In an "interview" with Aphrodite, published in Ultra #2, reveals that Aphrodite always had super-human powers, and apparently comes by these powers naturally. Based on the what is revealed through various hints dropped in the Ultra miniseries, Aphrodite may actually be related to real Greco-Roman gods. She may even be the actual Aphrodite of Greco-Roman myth. The "information" revealed by her publicists and interviews about her being born in the United States but raised in Italy could be intentional subterfuge on her part, a ruse to establish a contemporary, human identity rather than reveal her true nature. Aphrodite certainly seems to be living up to the traditional Aphrodite's reputation as a goddess of sensuality, love and romantic passion. Aphrodite's key characteristic is that she is obsessed with love and sex. This aspect of Aphrodite's personality becomes a major plot point at many times in Ultra, playing into the way she pressures her friend about her long-single, non-dating status. Aphrodite encourages Ultra to look for her "true love," or at least a good romp.
In the Ultra series, Aphrodite represents the desire for love, sex and beauty. Aphrodite is a positively portrayed, strong, successful, fun-loving character. But sometimes Aphrodite's focus on these aspects of her life appear obsessive, even pitiful. She is, like the classical Greco-Roman goddess, an embodiment of an aspect of human nature, including both is positive and negative ramifications. Aphrodite is identified as "open-minded", but also "promiscuous" and shallow. At one point, conflict over the differences in their lifestyles erupts, as Ultra berates Aphrodite for being a whore. Ultra accuses Aphrodite of pressuring her to act the same way, so that she can feel better about herself. This is quite a fight, during which Ultra aptly points out that Aphrodite does not represent balanced, normal or healthy attitudes toward love and sexuality. But the friendship between Aphrodite and Ultra is strong, and they apologize to each other and make up soon thereafter.

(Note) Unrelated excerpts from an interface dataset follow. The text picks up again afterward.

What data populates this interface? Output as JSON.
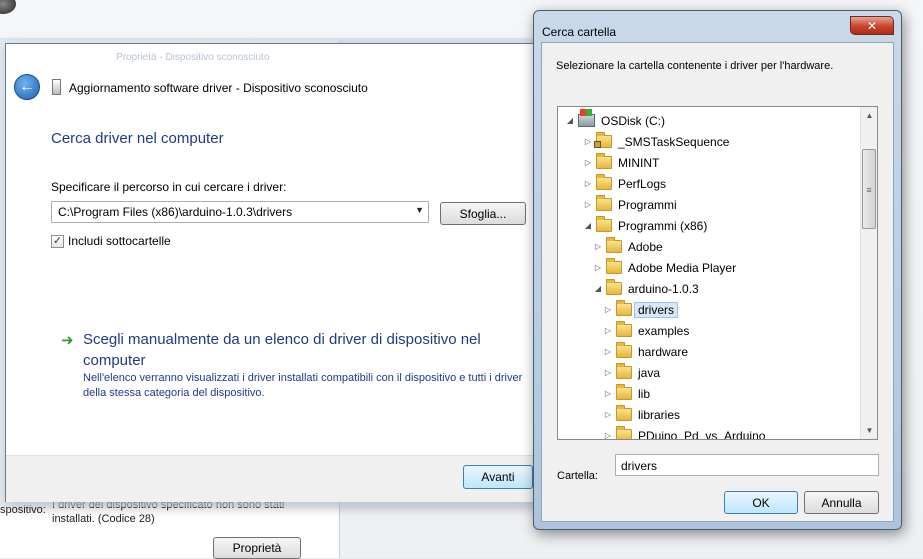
{
  "background": {
    "status_label": "spositivo:",
    "status_text": "I driver del dispositivo specificato non sono stati installati. (Codice 28)",
    "properties_button": "Proprietà"
  },
  "wizard": {
    "ghost_title": "Proprietà - Dispositivo sconosciuto",
    "title": "Aggiornamento software driver - Dispositivo sconosciuto",
    "heading": "Cerca driver nel computer",
    "path_label": "Specificare il percorso in cui cercare i driver:",
    "path_value": "C:\\Program Files (x86)\\arduino-1.0.3\\drivers",
    "browse_button": "Sfoglia...",
    "include_subfolders": "Includi sottocartelle",
    "include_subfolders_checked": true,
    "manual_option_title": "Scegli manualmente da un elenco di driver di dispositivo nel computer",
    "manual_option_desc": "Nell'elenco verranno visualizzati i driver installati compatibili con il dispositivo e tutti i driver della stessa categoria del dispositivo.",
    "next_button": "Avanti"
  },
  "dialog": {
    "title": "Cerca cartella",
    "close_glyph": "✕",
    "instruction": "Selezionare la cartella contenente i driver per l'hardware.",
    "tree": [
      {
        "label": "OSDisk (C:)",
        "level": 0,
        "expanded": true,
        "icon": "drive-icon"
      },
      {
        "label": "_SMSTaskSequence",
        "level": 1,
        "expanded": false,
        "icon": "locked-folder-icon"
      },
      {
        "label": "MININT",
        "level": 1,
        "expanded": false,
        "icon": "folder-icon"
      },
      {
        "label": "PerfLogs",
        "level": 1,
        "expanded": false,
        "icon": "folder-icon"
      },
      {
        "label": "Programmi",
        "level": 1,
        "expanded": false,
        "icon": "folder-icon"
      },
      {
        "label": "Programmi (x86)",
        "level": 1,
        "expanded": true,
        "icon": "folder-icon"
      },
      {
        "label": "Adobe",
        "level": 2,
        "expanded": false,
        "icon": "folder-icon"
      },
      {
        "label": "Adobe Media Player",
        "level": 2,
        "expanded": false,
        "icon": "folder-icon"
      },
      {
        "label": "arduino-1.0.3",
        "level": 2,
        "expanded": true,
        "icon": "folder-icon"
      },
      {
        "label": "drivers",
        "level": 3,
        "expanded": false,
        "icon": "folder-icon",
        "selected": true
      },
      {
        "label": "examples",
        "level": 3,
        "expanded": false,
        "icon": "folder-icon"
      },
      {
        "label": "hardware",
        "level": 3,
        "expanded": false,
        "icon": "folder-icon"
      },
      {
        "label": "java",
        "level": 3,
        "expanded": false,
        "icon": "folder-icon"
      },
      {
        "label": "lib",
        "level": 3,
        "expanded": false,
        "icon": "folder-icon"
      },
      {
        "label": "libraries",
        "level": 3,
        "expanded": false,
        "icon": "folder-icon"
      },
      {
        "label": "PDuino_Pd_vs_Arduino",
        "level": 3,
        "expanded": false,
        "icon": "folder-icon"
      }
    ],
    "folder_label": "Cartella:",
    "folder_value": "drivers",
    "ok_button": "OK",
    "cancel_button": "Annulla"
  }
}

Aphrodite is the second most important character in the Ultra miniseries, but the focus is clearly on the title character herself (Ultra), and we are left to speculate about the true nature of Aphrodite. She may:
1) simply work for a company named "Olympus Inc." and dress up as "Aphrodite"; the fact that her personality embodies the concerns of the mythological Aphrodite is a coincidence
2) or she is somehow descended from the Greco-Roman mythological gods, in which case Greco-Roman classical religion is part of her family heritage
3) or she is actually the real "Aphrodite", goddess of love and beauty spoken of in Greco-Roman mythology.
Which of these possibilities best describes Aphrodite might be left to the reader to decide. But whichever theory is most accurate, Aphrodite's religious affiliation is best described as Greco-Roman classical religion.